PROBLEM TO WORK ON — One line at a time, check the entries below for the word "feel", and copy each line that has it.

*** Opening SUPPLIED MATERIAL ***

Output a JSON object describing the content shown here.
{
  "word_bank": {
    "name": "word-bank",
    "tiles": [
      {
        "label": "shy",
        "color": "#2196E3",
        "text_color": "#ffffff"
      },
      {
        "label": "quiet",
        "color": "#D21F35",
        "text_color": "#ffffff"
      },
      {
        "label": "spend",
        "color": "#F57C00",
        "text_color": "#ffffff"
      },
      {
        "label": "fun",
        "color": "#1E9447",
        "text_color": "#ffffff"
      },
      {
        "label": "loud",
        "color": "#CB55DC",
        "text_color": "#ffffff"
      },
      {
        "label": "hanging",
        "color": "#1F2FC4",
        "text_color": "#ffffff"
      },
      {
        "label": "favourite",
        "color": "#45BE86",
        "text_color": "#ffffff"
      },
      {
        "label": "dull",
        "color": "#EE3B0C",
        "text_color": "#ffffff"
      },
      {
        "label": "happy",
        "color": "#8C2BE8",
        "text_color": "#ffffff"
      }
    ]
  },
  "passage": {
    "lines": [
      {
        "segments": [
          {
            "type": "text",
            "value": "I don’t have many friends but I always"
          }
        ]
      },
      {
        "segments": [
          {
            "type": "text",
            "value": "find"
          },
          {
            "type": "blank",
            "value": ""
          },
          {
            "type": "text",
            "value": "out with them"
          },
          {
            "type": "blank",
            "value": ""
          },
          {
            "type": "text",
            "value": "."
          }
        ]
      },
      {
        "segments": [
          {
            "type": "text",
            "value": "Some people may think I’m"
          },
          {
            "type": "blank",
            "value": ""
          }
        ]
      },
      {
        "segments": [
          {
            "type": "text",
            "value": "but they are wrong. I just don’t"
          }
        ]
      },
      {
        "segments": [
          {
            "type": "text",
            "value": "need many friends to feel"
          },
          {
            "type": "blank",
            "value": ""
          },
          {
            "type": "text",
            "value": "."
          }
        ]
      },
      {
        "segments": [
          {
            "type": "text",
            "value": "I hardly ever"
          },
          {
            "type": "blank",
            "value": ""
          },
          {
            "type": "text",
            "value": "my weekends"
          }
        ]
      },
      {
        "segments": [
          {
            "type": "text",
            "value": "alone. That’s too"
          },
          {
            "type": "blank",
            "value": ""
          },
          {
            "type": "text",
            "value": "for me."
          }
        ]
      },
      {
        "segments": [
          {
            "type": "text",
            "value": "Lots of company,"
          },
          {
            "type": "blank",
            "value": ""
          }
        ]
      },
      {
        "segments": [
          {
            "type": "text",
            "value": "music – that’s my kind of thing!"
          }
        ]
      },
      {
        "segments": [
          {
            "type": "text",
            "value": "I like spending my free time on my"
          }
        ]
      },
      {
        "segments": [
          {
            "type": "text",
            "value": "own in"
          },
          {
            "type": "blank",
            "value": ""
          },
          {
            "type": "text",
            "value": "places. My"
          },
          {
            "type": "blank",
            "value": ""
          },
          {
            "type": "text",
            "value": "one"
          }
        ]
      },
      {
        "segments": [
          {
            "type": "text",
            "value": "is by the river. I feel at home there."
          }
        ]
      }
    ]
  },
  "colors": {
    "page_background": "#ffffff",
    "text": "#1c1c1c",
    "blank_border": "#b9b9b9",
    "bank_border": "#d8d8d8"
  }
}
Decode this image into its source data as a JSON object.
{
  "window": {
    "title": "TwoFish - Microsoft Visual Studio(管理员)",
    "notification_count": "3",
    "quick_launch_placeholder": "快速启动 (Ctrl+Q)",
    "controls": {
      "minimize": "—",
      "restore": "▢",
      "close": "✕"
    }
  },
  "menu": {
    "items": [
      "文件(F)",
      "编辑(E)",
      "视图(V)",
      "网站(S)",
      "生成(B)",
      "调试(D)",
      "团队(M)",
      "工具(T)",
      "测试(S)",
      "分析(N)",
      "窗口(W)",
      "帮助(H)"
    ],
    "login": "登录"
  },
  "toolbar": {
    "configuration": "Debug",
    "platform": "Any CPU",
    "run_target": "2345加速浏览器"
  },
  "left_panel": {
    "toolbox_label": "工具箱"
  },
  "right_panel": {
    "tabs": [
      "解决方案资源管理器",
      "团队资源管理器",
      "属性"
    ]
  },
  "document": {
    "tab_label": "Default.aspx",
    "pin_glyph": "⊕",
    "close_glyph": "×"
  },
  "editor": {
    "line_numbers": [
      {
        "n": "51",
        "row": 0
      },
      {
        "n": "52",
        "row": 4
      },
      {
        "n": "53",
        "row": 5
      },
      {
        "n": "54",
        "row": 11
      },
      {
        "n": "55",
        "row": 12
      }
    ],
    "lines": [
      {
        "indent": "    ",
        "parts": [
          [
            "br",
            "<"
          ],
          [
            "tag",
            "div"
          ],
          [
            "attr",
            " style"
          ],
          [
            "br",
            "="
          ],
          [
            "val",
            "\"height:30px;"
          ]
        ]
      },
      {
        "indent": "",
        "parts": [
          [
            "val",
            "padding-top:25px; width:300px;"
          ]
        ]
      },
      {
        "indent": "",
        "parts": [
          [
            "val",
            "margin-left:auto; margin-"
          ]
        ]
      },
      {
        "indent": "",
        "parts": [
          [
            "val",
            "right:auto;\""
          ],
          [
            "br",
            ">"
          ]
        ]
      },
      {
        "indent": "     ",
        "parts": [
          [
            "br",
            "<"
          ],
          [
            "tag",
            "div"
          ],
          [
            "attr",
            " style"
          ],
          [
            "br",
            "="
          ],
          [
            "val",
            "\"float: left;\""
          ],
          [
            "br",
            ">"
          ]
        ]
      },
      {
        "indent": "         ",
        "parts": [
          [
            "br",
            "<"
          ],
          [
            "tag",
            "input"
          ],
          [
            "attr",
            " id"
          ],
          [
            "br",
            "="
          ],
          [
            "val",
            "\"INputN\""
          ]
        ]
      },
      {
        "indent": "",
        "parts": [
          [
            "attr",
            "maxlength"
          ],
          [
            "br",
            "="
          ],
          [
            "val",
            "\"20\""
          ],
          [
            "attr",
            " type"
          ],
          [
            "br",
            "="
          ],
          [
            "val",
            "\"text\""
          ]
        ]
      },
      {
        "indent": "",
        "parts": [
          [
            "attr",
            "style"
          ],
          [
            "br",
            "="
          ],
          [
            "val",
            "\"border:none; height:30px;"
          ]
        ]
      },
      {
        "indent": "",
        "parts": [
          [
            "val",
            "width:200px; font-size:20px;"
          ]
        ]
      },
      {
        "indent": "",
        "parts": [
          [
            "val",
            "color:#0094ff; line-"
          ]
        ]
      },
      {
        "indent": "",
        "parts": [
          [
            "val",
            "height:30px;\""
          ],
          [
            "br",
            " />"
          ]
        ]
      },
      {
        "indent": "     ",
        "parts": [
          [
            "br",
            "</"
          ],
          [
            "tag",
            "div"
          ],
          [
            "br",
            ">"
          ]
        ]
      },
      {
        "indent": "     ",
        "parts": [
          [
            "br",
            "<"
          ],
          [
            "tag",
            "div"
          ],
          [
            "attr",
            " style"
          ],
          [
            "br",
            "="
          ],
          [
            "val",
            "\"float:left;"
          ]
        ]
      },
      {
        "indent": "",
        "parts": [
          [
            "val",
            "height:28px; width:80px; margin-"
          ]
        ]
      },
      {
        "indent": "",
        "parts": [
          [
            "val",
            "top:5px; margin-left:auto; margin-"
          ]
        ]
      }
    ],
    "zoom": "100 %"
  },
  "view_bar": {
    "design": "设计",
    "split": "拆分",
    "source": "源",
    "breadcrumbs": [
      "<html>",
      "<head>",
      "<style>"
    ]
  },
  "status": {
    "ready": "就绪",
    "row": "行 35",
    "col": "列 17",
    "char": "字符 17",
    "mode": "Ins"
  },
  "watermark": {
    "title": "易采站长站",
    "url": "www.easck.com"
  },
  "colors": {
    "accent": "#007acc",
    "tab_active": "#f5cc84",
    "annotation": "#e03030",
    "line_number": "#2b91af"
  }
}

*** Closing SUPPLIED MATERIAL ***

WRITTEN ANSWER —
            "value": "need many friends to feel"
            "value": "is by the river. I feel at home there."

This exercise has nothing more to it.